Top 5 Historical Costume Movies for Book Lovers

1

When you were young, did you read all the time? Did you have dreams of growing up to be an Author? Do you still love books? Have you tried your hand at writing (fiction or non-fiction)? Then you probably were, or are, a bookish girl or boy! There are many movies that have tried to capture the joys and pains of being a book lover and/or writer, and a number of these have historical settings. Here, we count up our top 5 historical costume movies for book lovers — movies where reading and/or writing figure prominently:

 

Midnight in Paris (2011)

Woody Allen’s Midnight in Paris is more concerned with nostalgia than the act of writing, but it’s also a veritable who’s who of important early 20th-century authors. A screenwriter (Owen Wilson) who is visiting Paris manages to go back in time to the 1920s, where he meets Zelda and F. Scott Fitzgerald, Ernest Hemingway, Gertrude Stein, Djuna Barnes, T.S. Eliot, as well as a number of artists.

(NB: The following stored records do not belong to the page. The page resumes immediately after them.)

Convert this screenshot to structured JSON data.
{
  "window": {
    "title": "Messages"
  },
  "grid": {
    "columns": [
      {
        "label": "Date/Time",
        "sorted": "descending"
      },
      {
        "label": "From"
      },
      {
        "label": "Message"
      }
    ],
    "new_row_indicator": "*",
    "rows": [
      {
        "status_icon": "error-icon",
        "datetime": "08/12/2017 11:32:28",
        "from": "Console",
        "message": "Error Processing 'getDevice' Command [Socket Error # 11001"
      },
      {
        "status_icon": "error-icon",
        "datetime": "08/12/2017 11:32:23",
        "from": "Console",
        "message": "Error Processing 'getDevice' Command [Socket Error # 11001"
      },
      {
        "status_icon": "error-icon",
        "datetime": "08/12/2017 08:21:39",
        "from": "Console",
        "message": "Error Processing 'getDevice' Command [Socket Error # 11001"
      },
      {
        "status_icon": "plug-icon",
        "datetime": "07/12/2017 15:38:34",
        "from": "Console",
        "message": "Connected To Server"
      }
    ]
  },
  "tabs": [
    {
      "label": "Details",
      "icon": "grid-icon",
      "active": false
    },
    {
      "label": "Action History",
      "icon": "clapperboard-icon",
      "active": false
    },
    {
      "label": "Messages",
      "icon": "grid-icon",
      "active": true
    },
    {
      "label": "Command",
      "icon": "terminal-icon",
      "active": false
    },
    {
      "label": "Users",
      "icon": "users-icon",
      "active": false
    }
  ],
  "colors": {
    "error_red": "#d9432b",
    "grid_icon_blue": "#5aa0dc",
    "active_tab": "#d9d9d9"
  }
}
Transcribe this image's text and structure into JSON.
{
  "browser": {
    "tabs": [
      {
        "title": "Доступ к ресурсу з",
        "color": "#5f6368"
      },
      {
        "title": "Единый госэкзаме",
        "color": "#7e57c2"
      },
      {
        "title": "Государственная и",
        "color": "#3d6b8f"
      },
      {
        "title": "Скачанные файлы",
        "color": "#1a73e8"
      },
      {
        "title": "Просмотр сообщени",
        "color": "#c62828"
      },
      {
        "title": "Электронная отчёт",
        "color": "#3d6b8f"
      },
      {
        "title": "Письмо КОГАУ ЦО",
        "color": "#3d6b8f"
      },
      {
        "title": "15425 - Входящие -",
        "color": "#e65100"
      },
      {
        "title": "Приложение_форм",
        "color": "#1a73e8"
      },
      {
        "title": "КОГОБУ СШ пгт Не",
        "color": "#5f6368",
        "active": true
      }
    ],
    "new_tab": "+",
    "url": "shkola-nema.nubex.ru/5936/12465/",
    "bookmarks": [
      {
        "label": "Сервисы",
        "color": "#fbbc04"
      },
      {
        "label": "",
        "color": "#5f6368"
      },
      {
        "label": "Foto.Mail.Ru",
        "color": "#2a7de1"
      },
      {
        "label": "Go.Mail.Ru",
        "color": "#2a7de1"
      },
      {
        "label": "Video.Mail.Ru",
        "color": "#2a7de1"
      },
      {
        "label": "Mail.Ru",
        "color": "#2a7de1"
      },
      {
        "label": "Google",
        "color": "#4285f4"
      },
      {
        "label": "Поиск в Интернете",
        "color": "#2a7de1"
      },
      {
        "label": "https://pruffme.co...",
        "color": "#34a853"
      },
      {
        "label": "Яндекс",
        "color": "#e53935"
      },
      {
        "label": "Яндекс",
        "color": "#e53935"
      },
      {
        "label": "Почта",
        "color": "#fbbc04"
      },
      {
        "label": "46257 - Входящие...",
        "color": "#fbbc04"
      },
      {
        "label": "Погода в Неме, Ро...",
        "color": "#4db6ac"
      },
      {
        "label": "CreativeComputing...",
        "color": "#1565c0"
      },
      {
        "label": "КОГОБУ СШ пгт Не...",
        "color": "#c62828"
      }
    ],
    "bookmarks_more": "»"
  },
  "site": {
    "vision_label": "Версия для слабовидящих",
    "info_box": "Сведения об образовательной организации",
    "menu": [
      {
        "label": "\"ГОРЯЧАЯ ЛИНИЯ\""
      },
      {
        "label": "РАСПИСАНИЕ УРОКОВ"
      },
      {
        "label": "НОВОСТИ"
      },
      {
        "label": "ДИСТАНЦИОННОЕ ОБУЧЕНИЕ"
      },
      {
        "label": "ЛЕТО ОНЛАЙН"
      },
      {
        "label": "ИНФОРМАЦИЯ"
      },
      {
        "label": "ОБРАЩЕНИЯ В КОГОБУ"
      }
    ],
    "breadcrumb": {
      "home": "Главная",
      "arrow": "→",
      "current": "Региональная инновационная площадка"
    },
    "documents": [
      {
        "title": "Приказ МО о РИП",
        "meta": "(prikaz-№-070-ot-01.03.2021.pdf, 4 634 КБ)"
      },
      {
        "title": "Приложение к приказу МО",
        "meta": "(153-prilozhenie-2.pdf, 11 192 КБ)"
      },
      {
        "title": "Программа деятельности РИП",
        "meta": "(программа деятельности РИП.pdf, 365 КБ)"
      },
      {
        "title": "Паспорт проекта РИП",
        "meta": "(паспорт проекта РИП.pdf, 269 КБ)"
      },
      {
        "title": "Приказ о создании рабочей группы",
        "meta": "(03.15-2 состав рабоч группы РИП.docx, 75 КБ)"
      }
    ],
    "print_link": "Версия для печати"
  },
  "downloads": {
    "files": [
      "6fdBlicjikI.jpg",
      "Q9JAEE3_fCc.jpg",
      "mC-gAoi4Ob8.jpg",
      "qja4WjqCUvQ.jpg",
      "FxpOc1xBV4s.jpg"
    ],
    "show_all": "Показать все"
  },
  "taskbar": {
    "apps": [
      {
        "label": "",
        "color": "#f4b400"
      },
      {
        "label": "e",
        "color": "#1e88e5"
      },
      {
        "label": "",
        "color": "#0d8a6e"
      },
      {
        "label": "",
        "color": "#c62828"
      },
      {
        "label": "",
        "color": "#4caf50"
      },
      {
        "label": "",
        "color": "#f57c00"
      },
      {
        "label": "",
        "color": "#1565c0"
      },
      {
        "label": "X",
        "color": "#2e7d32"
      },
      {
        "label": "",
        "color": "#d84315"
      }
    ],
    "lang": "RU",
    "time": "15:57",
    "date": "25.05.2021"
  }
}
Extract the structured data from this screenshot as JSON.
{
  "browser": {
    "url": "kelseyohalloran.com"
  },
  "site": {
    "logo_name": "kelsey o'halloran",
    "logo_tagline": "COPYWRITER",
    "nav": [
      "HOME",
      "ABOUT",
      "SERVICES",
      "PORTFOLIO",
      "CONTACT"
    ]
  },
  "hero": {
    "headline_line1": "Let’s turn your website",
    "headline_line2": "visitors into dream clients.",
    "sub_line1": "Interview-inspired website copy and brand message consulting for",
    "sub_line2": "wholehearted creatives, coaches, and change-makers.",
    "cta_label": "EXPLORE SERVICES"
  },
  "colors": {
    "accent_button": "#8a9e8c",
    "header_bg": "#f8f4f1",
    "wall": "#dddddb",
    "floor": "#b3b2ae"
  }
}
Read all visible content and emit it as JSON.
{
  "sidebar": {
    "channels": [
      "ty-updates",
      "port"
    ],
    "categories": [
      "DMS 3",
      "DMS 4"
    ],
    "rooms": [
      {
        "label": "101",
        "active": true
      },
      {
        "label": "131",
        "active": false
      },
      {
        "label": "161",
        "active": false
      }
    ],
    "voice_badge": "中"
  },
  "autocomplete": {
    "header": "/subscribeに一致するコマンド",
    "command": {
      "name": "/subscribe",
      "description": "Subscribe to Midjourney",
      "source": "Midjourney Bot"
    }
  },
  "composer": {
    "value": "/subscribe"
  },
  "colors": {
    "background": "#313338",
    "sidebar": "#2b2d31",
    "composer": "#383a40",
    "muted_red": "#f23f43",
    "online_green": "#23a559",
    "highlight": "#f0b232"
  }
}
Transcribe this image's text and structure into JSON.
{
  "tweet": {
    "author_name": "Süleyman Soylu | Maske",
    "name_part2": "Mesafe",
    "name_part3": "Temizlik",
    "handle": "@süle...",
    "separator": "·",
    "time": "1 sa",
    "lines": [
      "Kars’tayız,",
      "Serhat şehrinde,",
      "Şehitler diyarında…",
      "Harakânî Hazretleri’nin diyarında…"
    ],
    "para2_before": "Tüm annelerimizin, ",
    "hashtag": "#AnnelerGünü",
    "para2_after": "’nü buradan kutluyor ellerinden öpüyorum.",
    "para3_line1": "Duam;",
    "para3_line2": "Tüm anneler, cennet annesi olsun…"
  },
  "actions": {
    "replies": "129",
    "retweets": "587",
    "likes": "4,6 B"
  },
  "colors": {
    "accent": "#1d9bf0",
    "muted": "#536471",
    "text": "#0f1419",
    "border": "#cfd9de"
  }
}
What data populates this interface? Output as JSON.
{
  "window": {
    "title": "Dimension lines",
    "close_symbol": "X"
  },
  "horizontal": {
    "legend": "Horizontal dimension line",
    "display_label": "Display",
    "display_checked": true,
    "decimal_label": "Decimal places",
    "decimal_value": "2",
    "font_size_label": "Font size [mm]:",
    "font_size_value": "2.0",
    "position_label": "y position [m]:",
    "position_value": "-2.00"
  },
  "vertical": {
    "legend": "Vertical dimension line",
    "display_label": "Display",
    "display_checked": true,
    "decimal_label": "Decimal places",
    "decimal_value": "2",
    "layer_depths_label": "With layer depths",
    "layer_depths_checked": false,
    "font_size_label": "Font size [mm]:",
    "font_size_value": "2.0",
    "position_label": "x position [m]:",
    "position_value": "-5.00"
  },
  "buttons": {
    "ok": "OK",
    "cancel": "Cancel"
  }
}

Furthermore, Wilson makes his excitement — at getting to rub elbows with these people in the cafes and parties of Jazz Age Paris — contagious.

midnight-in-paris-007 Midnight2-popup

Becoming Jane (2007)

If you can accept this film as fiction, and think of the character of Jane Austen as a character, you will probably really like this story of a young woman struggling between her desires to write and to fall in love in the Regency era. And, at least it’s Anne Hathaway and not Keira Knightley! Essentially, take a good Austen film and add “aspiring author” to the main character, and you’ve pretty much got your movie here.

20802_Becoming-Jane-02 2007_becoming_jane_006

Little Women (1994)

Jo March longs to be a writer, a fact that’s emphasized in this adaptation of the famous Louisa May Alcott novel. We see her moving from writing potboilers in the attic, to going it semi-alone in New York City as a working author, to writing the story of her own family. All the while, we watch the intertwined lives of four really interesting sisters and their family. Listen to our recent podcast for the full scoop!

jo-march 0164

I Capture the Castle (2003)

From the opening lines — “I write this sitting in the kitchen sink” — both this film, as well as the novel it is based upon, truly capture the yearning of late girlhood/early womanhood, where you feel stuck waiting for things to happen. Things do happen in this gorgeous coming of age story set in 1930s England. Cassandra is an aspiring author (and daughter of a famous, and eccentric, author) who deals with first love, genteel poverty, writer’s block, and frustrating family dynamics in the most fabulously twee (but in the best possible way) story. If you like the writings of the Mitford sisters, The Secret Garden, Jane Austen, or pretty much anything British and oldey-timey, get thee to this movie and its source novel, and prepare to enjoy.

Castle_0099 icapturethecastle04

My Brilliant Career (1979)

This. Movie. Is. The. Best. The immensely talented Judy Davis plays Sybylla, who lives on Australia’s frontier at the turn of the 20th century. She’s frustrated by her family’s poverty and the hardships of life, particularly because she’s extremely intelligent and wants to write. She gets the opportunity to stay with well-off relations, where she falls in love, and faces the ultimate choice: love or an independent life of the mind? SO. GOOD. Have tissues ready, not because it’s tragic, but because it will resonate so deeply.

My-Brilliant-Career-Davis 2149_5

 

What did we miss? Are there other great costume movies for book lovers that also make historical costumers’ toes curl? Let us know in the comments!

 

Tags

About the author

Kendra

Website

Kendra has been a fixture in the online costuming world since the late 1990s. Her website, Démodé Couture, is one of the most well-known online resources for historical costumers. In the summer of 2014, she published a book on 18th-century wig and hair styling. Kendra is a librarian at a university, specializing in history and fashion. She’s also an academic, with several articles on fashion history published in research journals.

One Response

  1. red*razors

    I watched Becoming Jane over Christmas having seen it once years ago. I couldn’t get past the clothes :/ particularly THE ball scene. I know it was probably intended as a way to mark her out as the lead character, but the 25-year-gap between Jane’s clothes and everyone else’s just looks stupid.
    And then I always feel guilty that I can’t cast the same critical eye over the men’s clothing. That usually looks fine to me.

    Reply

Feel the love